But downgrades global rate to 2.4%
The World Bank Group is keeping the 6.4 percent gross domestic product (GDP) growth it had forecast for the Philippines this year while revising that for global growth downward to 2.4 percent.
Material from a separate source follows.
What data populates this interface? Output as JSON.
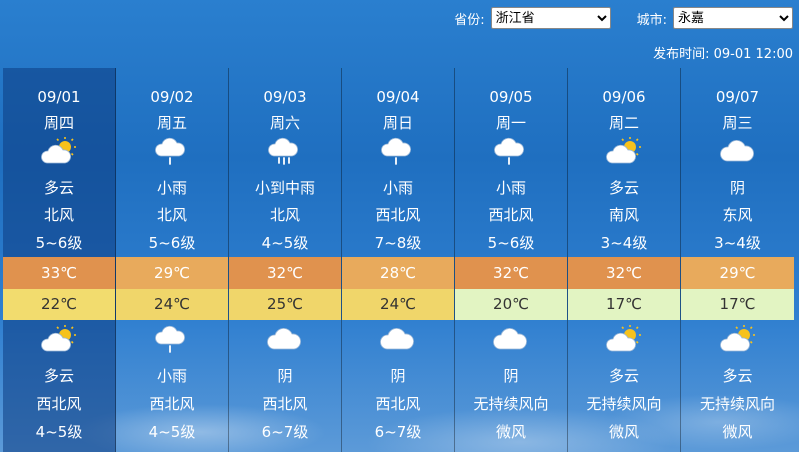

It also suggested that the growth rate in the East Asia and Pacific region will also slow down to 6.3 percent.
Among Association of Southeast Asian Nations economies, the World Bank is of the view that the Philippines and Vietnam have the strongest growth prospects.
These projections and views are in its new Global Economic Prospects (GEP) report launched this month.
The bank’s projection for the Philippines is below the government’s 6.8 to 7.8 target but well above the 5.8 percent growth achieved in 2015.
“In the Philippines, growth is projected to firm to 6.4 percent in 2016, with an accelerated implementation of public-private partnership projects and strong domestic demand,” it said.
The country benefits from diversified export markets and low global commodity prices, the report said.
The report also notes that economic growth in China is expected to ease to 6.7 percent, as projected in January, while growth in the region excluding China is projected at 4.8 percent, unchanged from 2015.
Rising investment in several large economies (Indonesia, Malaysia, Thailand), and strong consumption supported by low commodity prices (Thailand, the Philippines, Vietnam), the report said is expected to support growth in the region.
The report also said that commodity exporting emerging market and developing
economies have struggled to adapt to lower prices for oil and other key commodities, and this accounts for half of the downward revision. Growth in these economies is projected to advance at a meager 0.4 percent pace this year, a downward revision of 1.2 percentage points from the January outlook, it said.
“This sluggish growth underscores why it’s critically important for countries to pursue policies that will boost economic growth and improve the lives of those living in extreme poverty,” said WB Group President Jim Yong Kim.
“Economic growth remains the most important driver of poverty reduction, and that’s why we’re very concerned that growth is slowing sharply in commodity-exporting developing countries due to depressed commodity prices,” he added.